“Quitter” is sometimes an insult, but in this episode we explore how quitting can be underrated. Anyone involved in a creative project has likely wondered at some point if they should suck it up and continue the fight or move on. We’ll also discuss the dangers of the sunk cost fallacy, insights from Clue, the value of a coin toss, and of course, obeying the emerging form. Then, we interview author and teacher Pam Houston, and ask her these two questions: 1) How do you know it’s time to quit? and 2) How do you distinguish between “this is hard but insights will come” from “this is hard and it can’t work”?
So you’re writing. Or painting. Or dancing. And you’re struck by this horrible feeling: what am I doing? How am I ever going to find the form and create something beautiful out of this tangled mess that I’ve assembled? Or you start to feel that your work doesn’t matter. That in fact, nothing matters. Your creative endeavors amount to nothing. You are nothing. Nothing’s worth saying. No creative project’s worth doing. And that, friends, is existential despair. It happens. Most people involved in creative projects experience this state at some point, and it can be tough to get out of. In this episode, we wonder, can we avoid it? What do we miss if we avoid it? What helps us to return to a sense of purpose and passion? Our special guest, encaustic/mixed media artist Andrea Bird from Ontario, Canada, joins us for our game of two questions and talks about how that grappling can actually be what helps push our work to the next level.
If you’re a poet or a painter or a musician or a dancer, you have to have talent, right? Maybe, maybe not. In this episode of Emerging Form, we explore talent. What exactly is it? How do you know if you have it? Is it necessary? Can you make up for it if you don’t have talent? Spoiler alert: the poet and the scientist do not agree on the answer to this one. As always, we’ll end with a game of Two Questions with friend of the show Jennifer Kahn, who writes for magazines like The New Yorker, Wired, and The New York Times Magazine and is an instructor at the Cal-Berkley journalism program. We’ll ask her to weigh in on whether talent is necessary, and if it’s possible to overcome lack of it in a creative field.
Emerging Form is a podcast about the creative process. It’s a discussion between a poet and a science journalist, recorded over wine. Episode 1 introduces hosts Rosemerry Wahtola Trommer and Christie Aschwanden as well as the podcast’s patron saint, poet Jack Mueller. And the hosts wrestle with what it really means to be in service to the writing–to let your creative project know more than you do.

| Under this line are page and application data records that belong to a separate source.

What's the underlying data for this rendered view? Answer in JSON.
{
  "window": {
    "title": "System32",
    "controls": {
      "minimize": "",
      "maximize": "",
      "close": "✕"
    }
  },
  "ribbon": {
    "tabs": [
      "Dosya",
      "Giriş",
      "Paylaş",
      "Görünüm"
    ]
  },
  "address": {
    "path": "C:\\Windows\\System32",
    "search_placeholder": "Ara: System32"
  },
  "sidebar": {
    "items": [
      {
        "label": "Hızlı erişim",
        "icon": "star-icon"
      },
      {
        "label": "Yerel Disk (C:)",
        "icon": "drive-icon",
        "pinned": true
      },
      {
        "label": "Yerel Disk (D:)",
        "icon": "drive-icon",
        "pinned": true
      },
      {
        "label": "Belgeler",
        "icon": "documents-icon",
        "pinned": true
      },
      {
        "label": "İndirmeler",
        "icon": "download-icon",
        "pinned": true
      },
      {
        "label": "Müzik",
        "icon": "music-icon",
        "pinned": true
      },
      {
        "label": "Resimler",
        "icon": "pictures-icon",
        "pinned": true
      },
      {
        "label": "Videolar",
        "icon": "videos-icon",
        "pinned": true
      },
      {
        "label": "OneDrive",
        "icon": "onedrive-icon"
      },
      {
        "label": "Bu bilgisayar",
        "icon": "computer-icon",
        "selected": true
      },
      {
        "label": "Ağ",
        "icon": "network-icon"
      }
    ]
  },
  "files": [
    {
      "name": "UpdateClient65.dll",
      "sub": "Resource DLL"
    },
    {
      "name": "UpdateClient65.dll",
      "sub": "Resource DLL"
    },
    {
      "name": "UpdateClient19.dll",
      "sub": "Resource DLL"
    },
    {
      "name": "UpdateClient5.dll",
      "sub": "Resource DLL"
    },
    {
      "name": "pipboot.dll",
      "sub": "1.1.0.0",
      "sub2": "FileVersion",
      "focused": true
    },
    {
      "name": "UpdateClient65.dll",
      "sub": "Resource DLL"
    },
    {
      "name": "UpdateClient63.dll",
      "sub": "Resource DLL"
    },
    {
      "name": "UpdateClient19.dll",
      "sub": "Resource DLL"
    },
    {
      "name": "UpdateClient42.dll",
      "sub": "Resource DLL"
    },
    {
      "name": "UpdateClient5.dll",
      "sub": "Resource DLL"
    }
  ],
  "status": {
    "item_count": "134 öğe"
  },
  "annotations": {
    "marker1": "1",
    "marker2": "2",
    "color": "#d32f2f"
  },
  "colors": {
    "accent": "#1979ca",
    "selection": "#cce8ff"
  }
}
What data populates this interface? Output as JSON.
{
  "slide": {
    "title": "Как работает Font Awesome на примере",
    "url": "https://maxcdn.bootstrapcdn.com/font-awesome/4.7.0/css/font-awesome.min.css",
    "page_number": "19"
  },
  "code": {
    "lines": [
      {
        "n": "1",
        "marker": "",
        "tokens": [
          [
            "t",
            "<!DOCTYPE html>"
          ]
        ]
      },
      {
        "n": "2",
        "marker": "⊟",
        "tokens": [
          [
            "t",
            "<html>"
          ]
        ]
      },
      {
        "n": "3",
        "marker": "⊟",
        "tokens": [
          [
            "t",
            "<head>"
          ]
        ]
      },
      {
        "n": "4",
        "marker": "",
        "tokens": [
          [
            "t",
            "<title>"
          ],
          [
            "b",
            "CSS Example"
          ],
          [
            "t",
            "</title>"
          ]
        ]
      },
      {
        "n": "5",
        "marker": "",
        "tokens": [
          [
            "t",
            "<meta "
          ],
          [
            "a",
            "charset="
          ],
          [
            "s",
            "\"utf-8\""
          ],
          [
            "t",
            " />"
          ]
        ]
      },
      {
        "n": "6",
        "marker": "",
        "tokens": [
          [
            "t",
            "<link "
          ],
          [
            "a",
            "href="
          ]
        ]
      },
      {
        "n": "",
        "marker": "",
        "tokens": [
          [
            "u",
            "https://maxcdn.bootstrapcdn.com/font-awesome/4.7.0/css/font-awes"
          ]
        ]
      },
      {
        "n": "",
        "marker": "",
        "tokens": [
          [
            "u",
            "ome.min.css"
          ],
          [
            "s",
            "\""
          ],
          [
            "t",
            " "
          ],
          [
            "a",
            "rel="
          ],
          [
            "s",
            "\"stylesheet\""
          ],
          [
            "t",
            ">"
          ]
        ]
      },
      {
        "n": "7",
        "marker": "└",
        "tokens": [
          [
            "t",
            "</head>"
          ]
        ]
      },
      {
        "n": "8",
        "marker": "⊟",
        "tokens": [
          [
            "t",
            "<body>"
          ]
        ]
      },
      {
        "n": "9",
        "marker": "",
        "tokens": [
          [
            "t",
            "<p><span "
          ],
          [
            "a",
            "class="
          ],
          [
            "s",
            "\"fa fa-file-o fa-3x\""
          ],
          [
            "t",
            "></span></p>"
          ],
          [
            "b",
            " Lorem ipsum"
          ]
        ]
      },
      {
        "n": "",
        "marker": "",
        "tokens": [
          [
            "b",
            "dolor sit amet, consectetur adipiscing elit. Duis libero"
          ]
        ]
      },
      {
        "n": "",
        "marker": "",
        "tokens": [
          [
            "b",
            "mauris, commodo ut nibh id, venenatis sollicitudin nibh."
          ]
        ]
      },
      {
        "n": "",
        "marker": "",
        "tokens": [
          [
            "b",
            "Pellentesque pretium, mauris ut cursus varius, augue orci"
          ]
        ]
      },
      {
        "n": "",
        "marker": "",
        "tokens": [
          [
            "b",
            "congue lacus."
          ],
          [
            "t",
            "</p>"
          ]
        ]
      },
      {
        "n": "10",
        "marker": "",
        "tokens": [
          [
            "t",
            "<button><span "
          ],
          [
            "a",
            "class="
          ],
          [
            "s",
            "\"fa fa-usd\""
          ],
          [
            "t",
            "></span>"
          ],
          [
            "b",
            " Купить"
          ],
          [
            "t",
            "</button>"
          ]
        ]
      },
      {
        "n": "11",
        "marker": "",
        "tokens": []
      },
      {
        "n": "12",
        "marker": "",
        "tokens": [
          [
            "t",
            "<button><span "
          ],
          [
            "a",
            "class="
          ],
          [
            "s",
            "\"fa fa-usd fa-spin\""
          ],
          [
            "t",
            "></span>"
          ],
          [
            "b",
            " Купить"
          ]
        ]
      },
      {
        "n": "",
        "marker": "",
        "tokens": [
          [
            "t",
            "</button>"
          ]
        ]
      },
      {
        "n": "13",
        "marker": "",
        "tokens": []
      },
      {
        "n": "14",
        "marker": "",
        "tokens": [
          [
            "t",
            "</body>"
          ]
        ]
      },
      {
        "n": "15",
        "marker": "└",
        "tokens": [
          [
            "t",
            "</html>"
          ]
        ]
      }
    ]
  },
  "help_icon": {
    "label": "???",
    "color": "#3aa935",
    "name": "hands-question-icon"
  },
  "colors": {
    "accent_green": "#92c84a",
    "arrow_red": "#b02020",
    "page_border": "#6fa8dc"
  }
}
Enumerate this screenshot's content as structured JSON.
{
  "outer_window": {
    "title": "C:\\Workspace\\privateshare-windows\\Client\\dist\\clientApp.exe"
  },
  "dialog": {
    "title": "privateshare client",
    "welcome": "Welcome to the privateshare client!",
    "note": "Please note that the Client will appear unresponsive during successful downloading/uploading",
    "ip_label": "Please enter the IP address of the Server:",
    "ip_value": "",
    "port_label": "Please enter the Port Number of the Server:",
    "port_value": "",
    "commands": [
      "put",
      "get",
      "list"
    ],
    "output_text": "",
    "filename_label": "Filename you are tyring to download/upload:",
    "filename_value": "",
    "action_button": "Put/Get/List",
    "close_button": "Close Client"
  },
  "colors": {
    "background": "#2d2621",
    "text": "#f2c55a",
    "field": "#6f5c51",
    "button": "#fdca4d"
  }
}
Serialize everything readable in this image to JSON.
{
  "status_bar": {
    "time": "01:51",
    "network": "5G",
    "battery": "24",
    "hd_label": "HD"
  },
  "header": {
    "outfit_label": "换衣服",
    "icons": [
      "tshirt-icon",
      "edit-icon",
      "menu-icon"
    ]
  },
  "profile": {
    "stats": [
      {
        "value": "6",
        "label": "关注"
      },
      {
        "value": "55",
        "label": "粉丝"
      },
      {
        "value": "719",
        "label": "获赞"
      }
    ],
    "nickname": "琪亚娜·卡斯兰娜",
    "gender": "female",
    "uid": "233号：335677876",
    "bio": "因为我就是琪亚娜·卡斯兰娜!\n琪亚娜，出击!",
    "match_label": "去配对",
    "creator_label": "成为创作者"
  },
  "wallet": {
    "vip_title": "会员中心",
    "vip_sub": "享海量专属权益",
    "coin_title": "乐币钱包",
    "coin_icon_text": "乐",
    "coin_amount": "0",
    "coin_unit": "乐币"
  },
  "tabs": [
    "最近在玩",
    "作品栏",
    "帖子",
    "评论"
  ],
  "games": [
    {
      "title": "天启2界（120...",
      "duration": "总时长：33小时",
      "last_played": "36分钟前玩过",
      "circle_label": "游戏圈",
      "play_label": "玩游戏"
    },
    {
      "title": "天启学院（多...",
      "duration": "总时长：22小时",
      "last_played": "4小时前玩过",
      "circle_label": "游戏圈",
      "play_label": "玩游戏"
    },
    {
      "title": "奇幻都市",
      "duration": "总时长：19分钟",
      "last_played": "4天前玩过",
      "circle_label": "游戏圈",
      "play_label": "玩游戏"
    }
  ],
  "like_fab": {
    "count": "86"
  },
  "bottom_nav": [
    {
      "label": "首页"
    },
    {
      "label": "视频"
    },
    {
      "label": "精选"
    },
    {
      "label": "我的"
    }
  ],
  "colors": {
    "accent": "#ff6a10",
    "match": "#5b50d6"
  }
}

*errata: in this episode, Rosemerry erroneously refers to Jack as a South Beach poet, but the correct name is “North Beach,” which is an old neighborhood in San Francisco and home to the iconic “City Lights Bookstore.”